w = Window.partitionBy(*primary_keys).orderBy(desc('last_modified_date'))

Now, a temporary column ‘_row_number’ is created using the window created above. Note how the DataFrame looks like, with the primary key ‘id’ grouped together and ordered by ‘last_modified_date’ (descending):

df_upsert = df_upsert.withColumn("_row_number", row_number().over(w))
df_upsert.show()

+---+--------+---+------+-------------------+-----------+
| id|    name|age|salary| last_modified_date|_row_number|
+---+--------+---+------+-------------------+-----------+
|  1|    John| 30|  3000|2019-08-12 00:00:00|          1| #keep
|  1|    John| 30|  1000|2019-08-01 00:00:00|          2| #remove
|  6|Patricia| 40|  2500|2019-08-12 00:00:00|          1| #keep
|  3|    Gabe| 21|   800|2019-08-12 00:00:00|          1| #keep
|  3|    Gabe| 21|   800|2019-08-03 00:00:00|          2| #remove
|  5|    Anna| 20|  1200|2019-08-05 00:00:00|          1| #keep
|  4|   Oscar| 29|  2000|2019-08-04 00:00:00|          1| #keep
|  2|   Peter| 35|  3500|2019-08-12 00:00:00|          1| #keep
|  2|   Peter| 35|  1500|2019-08-02 00:00:00|          2| #remove
+---+--------+---+------+-------------------+-----------+

The final step is to filter the DataFrame, keeping only ‘_row_number’ = 1, since it represents a newer record.

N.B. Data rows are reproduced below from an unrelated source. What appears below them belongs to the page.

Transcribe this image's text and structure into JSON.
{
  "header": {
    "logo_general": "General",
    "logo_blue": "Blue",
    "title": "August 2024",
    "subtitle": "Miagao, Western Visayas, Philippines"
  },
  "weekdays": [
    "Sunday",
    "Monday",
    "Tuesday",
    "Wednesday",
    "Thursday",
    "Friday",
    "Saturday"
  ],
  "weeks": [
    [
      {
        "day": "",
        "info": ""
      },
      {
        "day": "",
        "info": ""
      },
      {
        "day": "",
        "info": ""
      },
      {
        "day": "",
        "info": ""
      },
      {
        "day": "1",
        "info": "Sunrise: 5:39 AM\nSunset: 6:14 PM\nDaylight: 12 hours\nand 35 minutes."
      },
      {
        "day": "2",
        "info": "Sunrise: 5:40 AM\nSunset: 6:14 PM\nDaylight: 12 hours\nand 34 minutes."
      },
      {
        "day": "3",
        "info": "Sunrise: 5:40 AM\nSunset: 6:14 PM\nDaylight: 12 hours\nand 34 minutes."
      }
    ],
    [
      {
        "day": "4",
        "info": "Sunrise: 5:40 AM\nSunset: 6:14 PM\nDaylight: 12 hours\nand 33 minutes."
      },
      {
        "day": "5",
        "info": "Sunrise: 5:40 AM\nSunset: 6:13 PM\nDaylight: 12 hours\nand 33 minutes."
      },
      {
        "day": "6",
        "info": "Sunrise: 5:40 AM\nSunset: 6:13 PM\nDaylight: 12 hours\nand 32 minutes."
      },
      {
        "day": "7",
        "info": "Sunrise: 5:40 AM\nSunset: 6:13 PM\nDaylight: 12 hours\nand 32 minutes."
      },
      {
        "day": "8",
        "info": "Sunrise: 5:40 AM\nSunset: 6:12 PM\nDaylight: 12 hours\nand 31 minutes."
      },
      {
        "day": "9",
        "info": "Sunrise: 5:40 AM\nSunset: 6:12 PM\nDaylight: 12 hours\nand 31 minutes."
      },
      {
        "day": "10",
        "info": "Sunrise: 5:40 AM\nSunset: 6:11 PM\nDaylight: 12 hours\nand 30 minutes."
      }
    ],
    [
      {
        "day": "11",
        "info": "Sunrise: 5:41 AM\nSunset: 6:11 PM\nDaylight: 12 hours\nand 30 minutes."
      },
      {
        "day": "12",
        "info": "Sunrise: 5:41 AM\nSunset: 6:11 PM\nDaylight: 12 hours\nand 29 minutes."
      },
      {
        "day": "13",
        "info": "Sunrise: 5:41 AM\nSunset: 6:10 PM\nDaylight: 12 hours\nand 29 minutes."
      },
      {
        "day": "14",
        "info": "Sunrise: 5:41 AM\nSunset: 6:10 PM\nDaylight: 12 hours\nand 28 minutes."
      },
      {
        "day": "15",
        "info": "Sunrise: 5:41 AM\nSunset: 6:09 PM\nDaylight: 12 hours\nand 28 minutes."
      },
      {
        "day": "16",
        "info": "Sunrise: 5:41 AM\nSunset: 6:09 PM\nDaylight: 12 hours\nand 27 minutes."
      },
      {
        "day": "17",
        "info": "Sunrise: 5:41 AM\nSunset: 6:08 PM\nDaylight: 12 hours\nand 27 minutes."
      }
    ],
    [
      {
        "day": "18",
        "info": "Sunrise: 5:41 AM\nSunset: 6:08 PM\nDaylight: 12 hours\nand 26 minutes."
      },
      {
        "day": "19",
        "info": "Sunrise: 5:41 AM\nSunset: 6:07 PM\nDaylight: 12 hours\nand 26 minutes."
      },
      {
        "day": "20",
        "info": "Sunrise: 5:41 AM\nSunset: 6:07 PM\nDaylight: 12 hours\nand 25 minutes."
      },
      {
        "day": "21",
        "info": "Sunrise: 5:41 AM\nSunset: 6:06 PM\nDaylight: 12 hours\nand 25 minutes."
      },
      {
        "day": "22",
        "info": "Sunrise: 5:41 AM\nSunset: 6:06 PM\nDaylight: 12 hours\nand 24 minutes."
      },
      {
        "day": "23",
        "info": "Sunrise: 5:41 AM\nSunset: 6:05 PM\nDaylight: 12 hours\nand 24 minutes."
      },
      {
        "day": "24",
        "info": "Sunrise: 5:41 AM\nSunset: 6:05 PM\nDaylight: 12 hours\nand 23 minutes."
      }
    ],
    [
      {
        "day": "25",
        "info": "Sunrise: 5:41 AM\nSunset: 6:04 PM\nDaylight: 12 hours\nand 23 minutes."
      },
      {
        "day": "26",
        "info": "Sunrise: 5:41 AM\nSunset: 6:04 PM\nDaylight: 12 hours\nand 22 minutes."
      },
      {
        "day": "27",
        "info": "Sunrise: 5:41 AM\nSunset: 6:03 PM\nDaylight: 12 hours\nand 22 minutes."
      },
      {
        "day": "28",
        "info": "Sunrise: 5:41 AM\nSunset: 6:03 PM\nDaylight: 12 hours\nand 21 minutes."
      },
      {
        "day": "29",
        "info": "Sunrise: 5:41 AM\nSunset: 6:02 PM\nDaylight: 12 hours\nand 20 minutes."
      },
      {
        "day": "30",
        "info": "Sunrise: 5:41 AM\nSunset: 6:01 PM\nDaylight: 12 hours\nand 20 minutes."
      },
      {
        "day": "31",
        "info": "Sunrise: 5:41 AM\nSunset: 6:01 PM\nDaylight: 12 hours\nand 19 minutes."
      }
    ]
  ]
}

The ‘_row_number’ column is then removed since it’s not needed anymore, and we have our final and desired dataset!

df_upsert = df_upsert.where(df_upsert._row_number == 1).drop("_row_number")
df_upsert.orderBy('id').show()

+---+--------+---+------+-------------------+
| id|    name|age|salary| last_modified_date|
+---+--------+---+------+-------------------+
|  1|    John| 30|  3000|2019-08-12 00:00:00|
|  2|   Peter| 35|  3500|2019-08-12 00:00:00|
|  3|    Gabe| 21|   800|2019-08-12 00:00:00|
|  4|   Oscar| 29|  2000|2019-08-04 00:00:00|
|  5|    Anna| 20|  1200|2019-08-05 00:00:00|
|  6|Patricia| 40|  2500|2019-08-12 00:00:00|
+---+--------+---+------+-------------------+

And that’s how you perform an upsert using PySpark, or at least that’s how I managed it. If there is another, better way, please let me know.